The Harrier went to war in 1982, when Argentina seized the British-held Falkland Islands in the South Atlantic. Prime Minister Margaret Thatcher sent a naval force that included these fighters. They shot down 28 Argentine aircraft while losing none of their own in aerial combat. The British won the battle and took back the islands.

By then the firm of Hawker Siddeley no longer existed as such. An act of Parliament in 1977 had combined it with British Aircraft to form a single enormous company, British Aerospace. But old Thomas Sopwith—Sir Thomas, having been knighted in 1953—was still very much alive. He had been chairman first of Hawker and then of Hawker Siddeley since 1920. He died in 1989 at the age of 100 years, as the last pioneer from the early days of British aviation.

—T.A. Heppenheimer

Bibliography

Boyne, Walter J. Clash of Wings: Air Power in World War II. New York: Simon & Schuster, 1994.

Gunston, Bill. Fighters of the Fifties. Osceola, Wis.: Specialty Press, 1981.

___________. World Encyclopedia of Aircraft Manufacturers. Annapolis, Md.: Naval Institute Press, 1993.

Mason, Francis K. The Hawker Hurricane. Garden City, N.Y.: Doubleday, 1962.
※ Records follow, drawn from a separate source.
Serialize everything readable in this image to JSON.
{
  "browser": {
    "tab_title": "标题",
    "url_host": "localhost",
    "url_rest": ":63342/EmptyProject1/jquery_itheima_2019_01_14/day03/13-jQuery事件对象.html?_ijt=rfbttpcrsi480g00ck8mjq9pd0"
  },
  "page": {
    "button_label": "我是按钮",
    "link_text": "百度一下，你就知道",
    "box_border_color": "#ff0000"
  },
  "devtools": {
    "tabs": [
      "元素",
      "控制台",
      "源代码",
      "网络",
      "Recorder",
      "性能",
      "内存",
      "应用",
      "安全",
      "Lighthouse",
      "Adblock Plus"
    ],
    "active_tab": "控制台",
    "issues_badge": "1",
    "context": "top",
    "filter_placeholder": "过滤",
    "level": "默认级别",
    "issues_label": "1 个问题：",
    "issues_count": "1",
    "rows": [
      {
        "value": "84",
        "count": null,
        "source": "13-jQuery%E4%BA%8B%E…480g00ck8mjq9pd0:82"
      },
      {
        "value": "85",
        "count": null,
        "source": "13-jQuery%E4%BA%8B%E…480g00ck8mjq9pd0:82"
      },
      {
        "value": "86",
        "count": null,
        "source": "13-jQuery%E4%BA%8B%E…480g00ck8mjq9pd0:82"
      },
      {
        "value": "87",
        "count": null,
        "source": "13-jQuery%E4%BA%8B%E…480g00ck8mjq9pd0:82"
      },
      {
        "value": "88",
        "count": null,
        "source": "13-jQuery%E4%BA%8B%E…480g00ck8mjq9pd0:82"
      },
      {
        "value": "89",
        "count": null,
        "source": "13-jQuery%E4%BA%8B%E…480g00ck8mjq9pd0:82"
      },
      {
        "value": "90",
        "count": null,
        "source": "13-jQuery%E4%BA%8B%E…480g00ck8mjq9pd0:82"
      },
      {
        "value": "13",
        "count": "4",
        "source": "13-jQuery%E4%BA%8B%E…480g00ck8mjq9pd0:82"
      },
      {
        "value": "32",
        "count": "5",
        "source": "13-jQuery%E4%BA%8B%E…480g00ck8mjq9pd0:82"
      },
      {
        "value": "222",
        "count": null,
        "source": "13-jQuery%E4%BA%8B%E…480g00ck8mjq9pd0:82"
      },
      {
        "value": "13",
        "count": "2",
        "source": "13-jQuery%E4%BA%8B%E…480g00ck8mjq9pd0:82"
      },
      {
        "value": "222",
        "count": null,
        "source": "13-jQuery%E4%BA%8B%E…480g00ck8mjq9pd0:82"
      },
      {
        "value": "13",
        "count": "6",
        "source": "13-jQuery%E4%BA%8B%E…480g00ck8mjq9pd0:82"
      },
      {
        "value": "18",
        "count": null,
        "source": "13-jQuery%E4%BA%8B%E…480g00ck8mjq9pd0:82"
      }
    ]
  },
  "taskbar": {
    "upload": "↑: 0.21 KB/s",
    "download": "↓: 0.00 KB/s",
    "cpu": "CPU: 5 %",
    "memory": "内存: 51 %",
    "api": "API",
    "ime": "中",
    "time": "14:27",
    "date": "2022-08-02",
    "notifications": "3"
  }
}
____________. Harrier. Annapolis, Md.: Naval Institute Press, 1983.

____________. Hawker Hunter: Biography of a Thoroughbred. Wellingboro, Great Britain: P. Stephens, 1985.

____________. Hawker Aircraft Since 1920. Annapolis, Md.: Naval Institute Press, 1991.

Owen, Kenneth. "Harrier and Sidewinder Swept Falkland Skies." Astronautics & Aeronautics, September 1982, 12-15.

Educational Organization

Standard Designation (where applicable

Content of Standard

National Council for Geographic Education

Standard 1

How to use maps and other geographic representations to acquire and process information.

International Technology Education Association

Standard 4

Students will develop an understanding of the social, economic, and political effects of technology/

International Technology Education Association

Standard 9

Students will develop an understanding of engineering technology.

International Technology Education Association

Standard 10

Students will develop an understanding of the role of experimentation in problem solving.